PSA, stage, grade and prostate cancer specific mortality in Asian American patients relative to Caucasians according to the United States Census Bureau race definitions.World J Urol. 2020 May 26 [Online ahead of print]WJ
The United States Census Bureau recommends distinguishing between "Asians" vs. "Native Hawaiians or Other Pacific Islanders" (NHOPI). We tested for prognostic differences according to this stratification in patients with prostate cancer (PCa) of all stages.
Descriptive statistics, time-trend analyses, Kaplan-Meier plots and multivariate Cox regression models were used to test for differences at diagnosis, as well as for cancer specific mortality (CSM) according to the Census Bureau's definition in either non-metastatic or metastatic patients vs. 1:4 propensity score (PS)-matched Caucasian controls, identified within the Surveillance, Epidemiology and End Results database (2004-2016).
Of all 380,705 PCa patients, NHOPI accounted for 1877 (0.5%) vs. 23,343 (6.1%) remaining Asians vs. 93.4% Caucasians.
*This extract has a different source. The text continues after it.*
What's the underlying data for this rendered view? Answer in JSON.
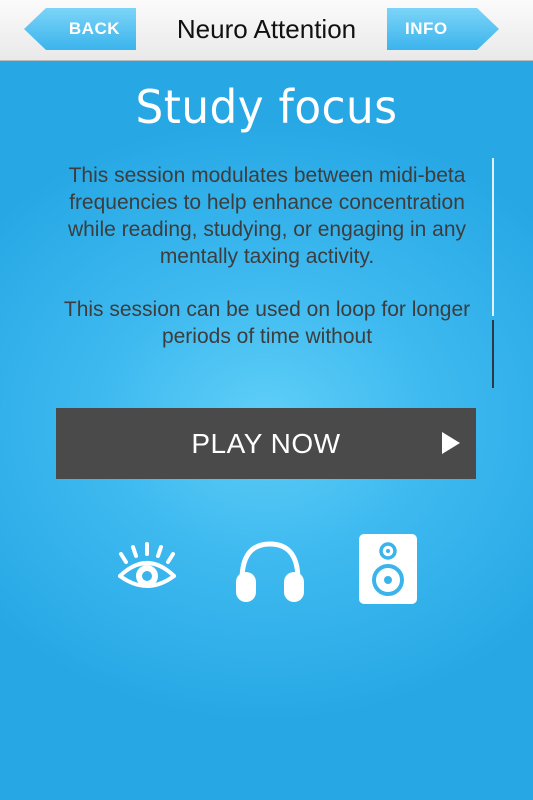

NHOPI invariably harbored worse PCa characteristics at diagnosis. The rates of PSA ≥ 20 ng/ml, Gleason ≥ 8, T3/T4, N1- and M1 stages were highest for NHOPI, followed by Asians, followed by Caucasians (PSA ≥ 20: 18.4 vs. 14.8 vs. 10.2%, Gleason ≥ 8: 24.9 vs. 22.1, vs. 15.9%, T3/T4: 5.5 vs. 4.2 vs. 3.5%, N1: 4.4 vs. 2.8, vs. 2.7%, M1: 8.3 vs. 4.9 vs. 3.9%). Despite the worst PCa characteristics at diagnosis, NHOPI did not exhibit worse CSM than Caucasians. Moreover, despite worse PCa characteristics, Asians exhibited more favorable CSM than Caucasians in comparisons that focussed on non-metastatic and on metastatic patients.
Our observations corroborate the validity of the distinction between NHOPI and Asian patients according to the Census Bureau's recommendation, since these two groups show differences in PSA, grade and stage characteristics at diagnosis in addition to exhibiting differences in CSM even after PS matching and multivariate adjustment.